- $136.9 billion
- 3.0% growth
- 1.5% 5-year compound annual growth
- $19,097 per capita
- Inflation (CPI):
- FDI Inflow:
Bulgaria’s transition to a more open and flexible economic system has been facilitated by substantial restructuring. Competitive flat tax rates and an open trade regime, supported by a relatively efficient regulatory framework, have encouraged development of a growing private sector. The financial sector demonstrated a relatively high level of resilience during the 2014 liquidity crisis.
The management of public finance has been relatively sound. The level of public debt continues to be among the lowest in the region, with budget deficits declining. However, deeper and more committed institutional reforms are needed in areas like judicial effectiveness and government integrity to help ensure long-term economic development.
From May 2013 to October 2014, Bulgaria held a European Parliament election and two national parliamentary elections. A year after the 2013 parliamentary election and amid protests against low living standards, high energy costs, and corruption, President Rosen Plevneliev dissolved the parliament because of banking instability. Boyko Borissov of the center-right GERB party formed a minority coalition government with the center-right Reformist bloc and became prime minister for the second time. Recovery from the eurozone crisis has been slow but steady. Tourism, information technology and telecommunications, agriculture, pharmaceuticals, and textiles are leading industries. Migrant flows are an issue, and Bulgaria has taken steps to secure its border with Turkey.

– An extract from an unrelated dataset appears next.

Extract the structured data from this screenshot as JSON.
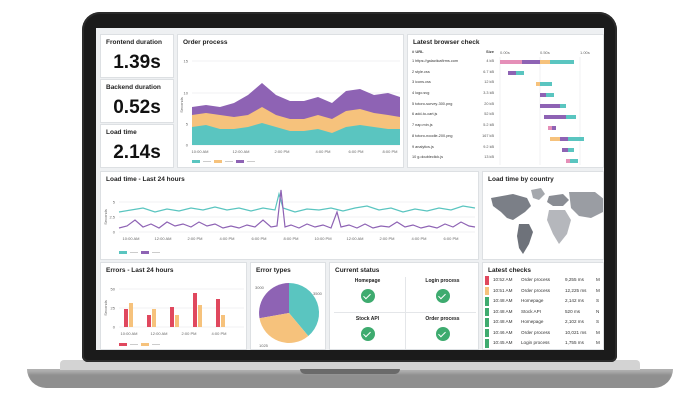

Property rights are not well protected. The judiciary has benefited from legal and institutional reforms associated with accession to the European Union, but practical gains in efficiency and accountability have been lacking. Public trust in the judicial system remains extremely low. The government has struggled to combat corruption within the business community, in the judiciary, and in its own ranks.
The individual income and corporate tax rates are a flat 10 percent. Other taxes include a value-added tax and an estate tax. The overall tax burden equals 26.5 percent of total domestic income. Government spending has amounted to 37.2 percent of total output (GDP) over the past three years, and budget deficits have averaged 2.8 percent of GDP. Public debt is equivalent to 26.9 percent of GDP.
Launching a business has become less time-consuming, and licensing requirements have been eased, though the pace of change has lagged behind that of some other countries. Relatively flexible labor regulations enhance employment growth, but there is room for further reform. Government subsidies to the largely state-owned energy sector are being reduced gradually, and other state-owned enterprises (such as airports) are being privatized.
Trade is extremely important to Bulgaria’s economy; the value of exports and imports taken together equals 131 percent of GDP. The average applied tariff rate is 1.5 percent. Officially, foreign and domestic investors are treated equally under the law. The banking sector has regained stability since the 2014 liquidity crisis, although the level of nonperforming loans remains high. Foreign banks account for more than 70 percent of total assets.